All eyes -- willing and unwilling -- have been focused on the death of John E Kennedy Jr., thanks to media saturation that has been rivaling coverage of the death of Princess Diana.
The weekend of July 17-18 was eerily familiar to media consumers. Cameras, reporters and commentators all fell into place once again to focus on a tragedy centered around the Kennedy family. The disappearance of the single-engine Piper Saratoga six-seater plane piloted by George editor and publisher John F. Kennedy Jr. united U.S. media, along with many foreign counterparts, in a vigil at the family's compound at Hyannis Port, Mass., as they waited for the inevitable word that the late president's son, along with JFK Jr.'s wife and sister-in-law, were gone.
Some media consumers were reminded of the furor surrounding the death of Princess Diana, or the somewhat more sedate deathwatch that marked the passing of JFK Jr.'s mother, Jacqueline Onassis. And, as in each previous media saturation, news reporters and commentators were questioning their own practices within days, and sometimes hours, of the immediate breaking of the story. Given this redundant soul-searching, do the media ever learn anything from these death vigils?
"No," says political scientist Larry Sabato of the University of Virginia. Sabato, the author of Feeding Frenzy and a widely respected media expert, tells Insight, "The media learned just one thing and one thing only: ratings/ sales. That's it. The ratings or sales are driving coverage. As long as the ratings continue, the saturation continues; they drop, the coverage drops."
All this has special poignancy in the case of Kennedy, a celebrity, literally, from the beginning. Following the disappearance of the plane he was piloting, TV reports aired footage of the 13-day-old son of the president-elect leaving the hospital with his mother in 1960. He never experienced a time when he wasn't in the public eye.
The youthful Kennedy handled this celebrity with commendable aplomb, for the most part not letting photographers and gossip chroniclers dominate his life. While his sister, Caroline Schlossberg, echoed their mother's avoidance of the spotlight, Kennedy explored the concept of politics as a part of American celebrity culture through George, often described as a magazine about politics for people not interested in politics.

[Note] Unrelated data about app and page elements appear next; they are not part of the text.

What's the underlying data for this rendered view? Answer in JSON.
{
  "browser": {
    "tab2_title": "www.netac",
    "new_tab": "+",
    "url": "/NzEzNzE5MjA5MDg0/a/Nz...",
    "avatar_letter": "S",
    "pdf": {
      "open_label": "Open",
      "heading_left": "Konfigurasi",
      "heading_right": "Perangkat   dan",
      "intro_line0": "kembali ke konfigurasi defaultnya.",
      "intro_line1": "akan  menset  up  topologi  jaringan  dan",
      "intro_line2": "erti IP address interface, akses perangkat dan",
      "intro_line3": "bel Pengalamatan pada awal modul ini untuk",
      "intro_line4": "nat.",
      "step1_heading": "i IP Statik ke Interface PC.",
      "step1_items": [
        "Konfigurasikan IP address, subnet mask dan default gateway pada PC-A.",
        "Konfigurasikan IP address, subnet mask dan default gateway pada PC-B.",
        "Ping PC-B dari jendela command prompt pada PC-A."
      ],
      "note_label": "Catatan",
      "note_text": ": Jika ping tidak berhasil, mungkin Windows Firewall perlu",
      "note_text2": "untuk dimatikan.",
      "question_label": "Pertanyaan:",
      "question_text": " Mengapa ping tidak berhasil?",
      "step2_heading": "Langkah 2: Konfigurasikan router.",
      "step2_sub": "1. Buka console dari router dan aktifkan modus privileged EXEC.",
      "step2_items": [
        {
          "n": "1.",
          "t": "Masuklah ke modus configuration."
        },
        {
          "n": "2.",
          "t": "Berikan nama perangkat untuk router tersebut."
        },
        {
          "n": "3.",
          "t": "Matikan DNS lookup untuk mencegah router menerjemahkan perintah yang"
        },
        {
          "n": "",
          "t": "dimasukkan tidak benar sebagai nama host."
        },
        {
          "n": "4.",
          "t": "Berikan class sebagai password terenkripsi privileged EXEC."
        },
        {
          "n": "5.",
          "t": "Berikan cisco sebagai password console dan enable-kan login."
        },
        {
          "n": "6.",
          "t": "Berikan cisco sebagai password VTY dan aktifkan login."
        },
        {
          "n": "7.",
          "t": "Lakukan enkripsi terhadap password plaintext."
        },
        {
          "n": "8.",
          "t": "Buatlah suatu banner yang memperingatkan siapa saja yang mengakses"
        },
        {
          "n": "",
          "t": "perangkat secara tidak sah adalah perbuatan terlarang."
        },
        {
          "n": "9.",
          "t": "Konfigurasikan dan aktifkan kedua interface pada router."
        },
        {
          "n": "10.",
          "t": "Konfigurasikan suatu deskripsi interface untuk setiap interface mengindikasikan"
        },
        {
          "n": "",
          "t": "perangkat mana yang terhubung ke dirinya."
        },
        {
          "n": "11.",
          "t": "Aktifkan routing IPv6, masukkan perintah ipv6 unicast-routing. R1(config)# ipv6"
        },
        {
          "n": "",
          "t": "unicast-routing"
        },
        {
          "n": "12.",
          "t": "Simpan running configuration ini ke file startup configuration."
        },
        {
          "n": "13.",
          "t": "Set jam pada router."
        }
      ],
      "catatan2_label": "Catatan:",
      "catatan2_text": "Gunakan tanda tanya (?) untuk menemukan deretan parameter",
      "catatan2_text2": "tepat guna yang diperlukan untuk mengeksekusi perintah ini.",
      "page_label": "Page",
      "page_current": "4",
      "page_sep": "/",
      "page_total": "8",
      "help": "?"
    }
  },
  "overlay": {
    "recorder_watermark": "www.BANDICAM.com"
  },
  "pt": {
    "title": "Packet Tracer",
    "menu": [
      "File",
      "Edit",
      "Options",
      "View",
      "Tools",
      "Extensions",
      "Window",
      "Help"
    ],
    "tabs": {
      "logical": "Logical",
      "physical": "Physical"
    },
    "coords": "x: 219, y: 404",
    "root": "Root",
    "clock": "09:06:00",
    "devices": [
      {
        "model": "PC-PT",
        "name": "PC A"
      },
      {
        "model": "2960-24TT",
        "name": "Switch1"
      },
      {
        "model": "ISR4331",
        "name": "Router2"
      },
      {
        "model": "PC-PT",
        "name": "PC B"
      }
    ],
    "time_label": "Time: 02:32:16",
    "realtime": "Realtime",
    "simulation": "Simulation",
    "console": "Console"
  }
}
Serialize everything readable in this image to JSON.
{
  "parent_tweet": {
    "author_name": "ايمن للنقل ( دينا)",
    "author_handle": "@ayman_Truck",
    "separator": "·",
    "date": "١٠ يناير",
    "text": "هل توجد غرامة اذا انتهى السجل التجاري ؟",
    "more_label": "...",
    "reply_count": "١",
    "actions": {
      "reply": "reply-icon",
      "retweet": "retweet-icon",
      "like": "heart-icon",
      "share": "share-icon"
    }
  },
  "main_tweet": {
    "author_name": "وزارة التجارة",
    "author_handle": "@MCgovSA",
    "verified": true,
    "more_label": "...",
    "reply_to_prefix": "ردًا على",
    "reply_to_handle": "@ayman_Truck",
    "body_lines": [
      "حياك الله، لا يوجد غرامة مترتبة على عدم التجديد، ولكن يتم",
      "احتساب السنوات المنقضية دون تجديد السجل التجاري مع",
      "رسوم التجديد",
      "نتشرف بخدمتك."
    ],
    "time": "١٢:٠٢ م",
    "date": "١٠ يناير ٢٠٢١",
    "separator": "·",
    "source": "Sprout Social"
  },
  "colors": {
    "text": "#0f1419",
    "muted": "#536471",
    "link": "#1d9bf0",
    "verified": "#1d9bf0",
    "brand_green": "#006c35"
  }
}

There was a grim irony, then, in the final media frenzy surrounding JFK Jr. The plane disappeared at 9:40 p.m. Friday, July 16, and by the next morning 24-hour-news cable channels CNN, Fox News Channel and MSNBC had embarked on virtual nonstop coverage. ABC, CBS, NBC and Fox all gave special play to the tragedy Saturday evening and concentrated their Sunday-morning news programs on the disappearance. By that time, the nation's three largest newsweeklies had thrown deadlines away and remade their issues to put the 38-year-old Kennedy's face on their covers. All were on newsstands Monday, barely 60 hours following the disappearance of the plane.
"We pretty much redid the whole edition" Newsweek spokesman Roy Brunett told the Associated Press. Of its 55 editorial pages, 29 were devoted to the cover package of stories. U.S. News & World Report already had closed its edition Saturday with a cover story on memory loss and had printed nearly 2.8 million copies when publisher Mort Zuckerman, like Kennedy a favorite of gossip columnists and society chroniclers in New York, decided to junk them in favor of a new issue. Sources at the magazine said trucks en route to the airport with the magazine were turned around after Zuckerman's decision. The result was a new edition with an 11-page report on "The Kennedy Curse" on newsstands Sunday.
Time went its rivals one better, going with an obituary cover line, "John F. Kennedy Jr. 1960-1999," even before the Coast Guard abandoned its search-and-rescue mission and, more to the point, while its rivals were honoring the official possibility that survivors might be found. …